REQUIRED WORK:
Identical copies of all the records below are needed.

[Element data from apps and pages]
--*--
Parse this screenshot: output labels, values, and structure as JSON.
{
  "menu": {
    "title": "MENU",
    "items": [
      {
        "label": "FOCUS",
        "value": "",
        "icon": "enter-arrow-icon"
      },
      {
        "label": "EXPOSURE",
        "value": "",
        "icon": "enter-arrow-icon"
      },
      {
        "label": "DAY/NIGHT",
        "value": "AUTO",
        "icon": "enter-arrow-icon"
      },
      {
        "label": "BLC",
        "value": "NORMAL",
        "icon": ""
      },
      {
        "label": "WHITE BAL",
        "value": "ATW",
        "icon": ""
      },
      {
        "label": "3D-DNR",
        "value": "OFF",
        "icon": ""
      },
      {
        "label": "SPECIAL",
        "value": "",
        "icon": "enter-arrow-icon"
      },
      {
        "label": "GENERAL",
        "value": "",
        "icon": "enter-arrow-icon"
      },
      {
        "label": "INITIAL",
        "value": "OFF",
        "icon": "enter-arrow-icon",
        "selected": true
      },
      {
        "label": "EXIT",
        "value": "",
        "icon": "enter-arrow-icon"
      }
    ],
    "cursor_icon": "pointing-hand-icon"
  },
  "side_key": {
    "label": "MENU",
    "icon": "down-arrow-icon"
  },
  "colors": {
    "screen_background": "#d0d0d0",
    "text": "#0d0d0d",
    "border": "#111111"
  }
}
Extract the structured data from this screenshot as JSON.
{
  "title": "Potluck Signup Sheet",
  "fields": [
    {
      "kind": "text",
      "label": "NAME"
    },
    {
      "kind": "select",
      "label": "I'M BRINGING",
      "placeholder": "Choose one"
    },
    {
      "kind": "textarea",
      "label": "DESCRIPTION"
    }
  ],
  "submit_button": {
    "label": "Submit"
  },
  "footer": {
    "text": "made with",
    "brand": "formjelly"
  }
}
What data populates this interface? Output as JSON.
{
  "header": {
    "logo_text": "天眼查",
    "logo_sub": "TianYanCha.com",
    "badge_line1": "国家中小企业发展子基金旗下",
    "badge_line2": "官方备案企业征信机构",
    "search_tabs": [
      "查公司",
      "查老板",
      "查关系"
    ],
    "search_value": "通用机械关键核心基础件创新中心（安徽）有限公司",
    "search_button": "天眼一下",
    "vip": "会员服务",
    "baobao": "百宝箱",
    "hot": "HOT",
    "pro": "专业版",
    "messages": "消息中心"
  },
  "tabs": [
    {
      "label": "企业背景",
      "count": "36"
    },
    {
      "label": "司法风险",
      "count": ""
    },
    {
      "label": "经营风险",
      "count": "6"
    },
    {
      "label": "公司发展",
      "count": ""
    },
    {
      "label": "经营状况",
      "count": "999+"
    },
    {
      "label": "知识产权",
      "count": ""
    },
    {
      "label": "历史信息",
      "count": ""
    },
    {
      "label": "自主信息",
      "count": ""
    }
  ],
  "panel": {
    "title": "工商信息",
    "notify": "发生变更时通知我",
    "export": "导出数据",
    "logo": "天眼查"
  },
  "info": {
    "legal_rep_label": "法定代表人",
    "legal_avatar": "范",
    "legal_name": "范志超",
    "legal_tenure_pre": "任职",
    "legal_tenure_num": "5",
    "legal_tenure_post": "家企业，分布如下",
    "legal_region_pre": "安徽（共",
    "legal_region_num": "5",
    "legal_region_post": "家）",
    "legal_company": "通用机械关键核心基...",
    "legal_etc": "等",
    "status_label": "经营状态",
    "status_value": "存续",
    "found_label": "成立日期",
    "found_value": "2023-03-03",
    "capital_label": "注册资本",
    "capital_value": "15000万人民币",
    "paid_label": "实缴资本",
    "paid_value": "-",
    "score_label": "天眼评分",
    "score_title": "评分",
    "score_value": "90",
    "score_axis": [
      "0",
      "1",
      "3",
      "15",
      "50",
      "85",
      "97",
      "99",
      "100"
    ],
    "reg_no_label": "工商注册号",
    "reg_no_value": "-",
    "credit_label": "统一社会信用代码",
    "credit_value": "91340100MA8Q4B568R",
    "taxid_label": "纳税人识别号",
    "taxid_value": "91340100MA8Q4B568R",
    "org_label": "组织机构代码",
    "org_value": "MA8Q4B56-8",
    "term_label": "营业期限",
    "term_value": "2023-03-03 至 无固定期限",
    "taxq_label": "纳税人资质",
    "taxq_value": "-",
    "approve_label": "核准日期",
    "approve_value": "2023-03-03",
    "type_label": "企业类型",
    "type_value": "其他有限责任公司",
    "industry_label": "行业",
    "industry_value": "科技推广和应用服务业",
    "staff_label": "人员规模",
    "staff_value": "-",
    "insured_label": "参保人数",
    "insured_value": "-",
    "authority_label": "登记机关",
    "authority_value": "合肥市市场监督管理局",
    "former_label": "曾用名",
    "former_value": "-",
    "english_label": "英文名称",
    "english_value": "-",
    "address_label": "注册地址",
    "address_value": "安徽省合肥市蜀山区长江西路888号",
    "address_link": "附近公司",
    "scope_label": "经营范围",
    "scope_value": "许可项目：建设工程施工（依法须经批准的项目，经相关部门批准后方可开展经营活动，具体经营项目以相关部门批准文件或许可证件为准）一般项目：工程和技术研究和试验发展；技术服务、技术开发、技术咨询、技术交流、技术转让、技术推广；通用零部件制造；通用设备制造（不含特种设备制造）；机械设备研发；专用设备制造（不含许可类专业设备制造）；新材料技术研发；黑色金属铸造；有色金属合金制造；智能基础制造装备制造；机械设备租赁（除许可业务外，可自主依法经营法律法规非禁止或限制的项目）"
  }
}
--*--
ANSWER BOX:
Parse this screenshot: output labels, values, and structure as JSON.
{
  "menu": {
    "title": "MENU",
    "items": [
      {
        "label": "FOCUS",
        "value": "",
        "icon": "enter-arrow-icon"
      },
      {
        "label": "EXPOSURE",
        "value": "",
        "icon": "enter-arrow-icon"
      },
      {
        "label": "DAY/NIGHT",
        "value": "AUTO",
        "icon": "enter-arrow-icon"
      },
      {
        "label": "BLC",
        "value": "NORMAL",
        "icon": ""
      },
      {
        "label": "WHITE BAL",
        "value": "ATW",
        "icon": ""
      },
      {
        "label": "3D-DNR",
        "value": "OFF",
        "icon": ""
      },
      {
        "label": "SPECIAL",
        "value": "",
        "icon": "enter-arrow-icon"
      },
      {
        "label": "GENERAL",
        "value": "",
        "icon": "enter-arrow-icon"
      },
      {
        "label": "INITIAL",
        "value": "OFF",
        "icon": "enter-arrow-icon",
        "selected": true
      },
      {
        "label": "EXIT",
        "value": "",
        "icon": "enter-arrow-icon"
      }
    ],
    "cursor_icon": "pointing-hand-icon"
  },
  "side_key": {
    "label": "MENU",
    "icon": "down-arrow-icon"
  },
  "colors": {
    "screen_background": "#d0d0d0",
    "text": "#0d0d0d",
    "border": "#111111"
  }
}
Extract the structured data from this screenshot as JSON.
{
  "title": "Potluck Signup Sheet",
  "fields": [
    {
      "kind": "text",
      "label": "NAME"
    },
    {
      "kind": "select",
      "label": "I'M BRINGING",
      "placeholder": "Choose one"
    },
    {
      "kind": "textarea",
      "label": "DESCRIPTION"
    }
  ],
  "submit_button": {
    "label": "Submit"
  },
  "footer": {
    "text": "made with",
    "brand": "formjelly"
  }
}
What data populates this interface? Output as JSON.
{
  "header": {
    "logo_text": "天眼查",
    "logo_sub": "TianYanCha.com",
    "badge_line1": "国家中小企业发展子基金旗下",
    "badge_line2": "官方备案企业征信机构",
    "search_tabs": [
      "查公司",
      "查老板",
      "查关系"
    ],
    "search_value": "通用机械关键核心基础件创新中心（安徽）有限公司",
    "search_button": "天眼一下",
    "vip": "会员服务",
    "baobao": "百宝箱",
    "hot": "HOT",
    "pro": "专业版",
    "messages": "消息中心"
  },
  "tabs": [
    {
      "label": "企业背景",
      "count": "36"
    },
    {
      "label": "司法风险",
      "count": ""
    },
    {
      "label": "经营风险",
      "count": "6"
    },
    {
      "label": "公司发展",
      "count": ""
    },
    {
      "label": "经营状况",
      "count": "999+"
    },
    {
      "label": "知识产权",
      "count": ""
    },
    {
      "label": "历史信息",
      "count": ""
    },
    {
      "label": "自主信息",
      "count": ""
    }
  ],
  "panel": {
    "title": "工商信息",
    "notify": "发生变更时通知我",
    "export": "导出数据",
    "logo": "天眼查"
  },
  "info": {
    "legal_rep_label": "法定代表人",
    "legal_avatar": "范",
    "legal_name": "范志超",
    "legal_tenure_pre": "任职",
    "legal_tenure_num": "5",
    "legal_tenure_post": "家企业，分布如下",
    "legal_region_pre": "安徽（共",
    "legal_region_num": "5",
    "legal_region_post": "家）",
    "legal_company": "通用机械关键核心基...",
    "legal_etc": "等",
    "status_label": "经营状态",
    "status_value": "存续",
    "found_label": "成立日期",
    "found_value": "2023-03-03",
    "capital_label": "注册资本",
    "capital_value": "15000万人民币",
    "paid_label": "实缴资本",
    "paid_value": "-",
    "score_label": "天眼评分",
    "score_title": "评分",
    "score_value": "90",
    "score_axis": [
      "0",
      "1",
      "3",
      "15",
      "50",
      "85",
      "97",
      "99",
      "100"
    ],
    "reg_no_label": "工商注册号",
    "reg_no_value": "-",
    "credit_label": "统一社会信用代码",
    "credit_value": "91340100MA8Q4B568R",
    "taxid_label": "纳税人识别号",
    "taxid_value": "91340100MA8Q4B568R",
    "org_label": "组织机构代码",
    "org_value": "MA8Q4B56-8",
    "term_label": "营业期限",
    "term_value": "2023-03-03 至 无固定期限",
    "taxq_label": "纳税人资质",
    "taxq_value": "-",
    "approve_label": "核准日期",
    "approve_value": "2023-03-03",
    "type_label": "企业类型",
    "type_value": "其他有限责任公司",
    "industry_label": "行业",
    "industry_value": "科技推广和应用服务业",
    "staff_label": "人员规模",
    "staff_value": "-",
    "insured_label": "参保人数",
    "insured_value": "-",
    "authority_label": "登记机关",
    "authority_value": "合肥市市场监督管理局",
    "former_label": "曾用名",
    "former_value": "-",
    "english_label": "英文名称",
    "english_value": "-",
    "address_label": "注册地址",
    "address_value": "安徽省合肥市蜀山区长江西路888号",
    "address_link": "附近公司",
    "scope_label": "经营范围",
    "scope_value": "许可项目：建设工程施工（依法须经批准的项目，经相关部门批准后方可开展经营活动，具体经营项目以相关部门批准文件或许可证件为准）一般项目：工程和技术研究和试验发展；技术服务、技术开发、技术咨询、技术交流、技术转让、技术推广；通用零部件制造；通用设备制造（不含特种设备制造）；机械设备研发；专用设备制造（不含许可类专业设备制造）；新材料技术研发；黑色金属铸造；有色金属合金制造；智能基础制造装备制造；机械设备租赁（除许可业务外，可自主依法经营法律法规非禁止或限制的项目）"
  }
}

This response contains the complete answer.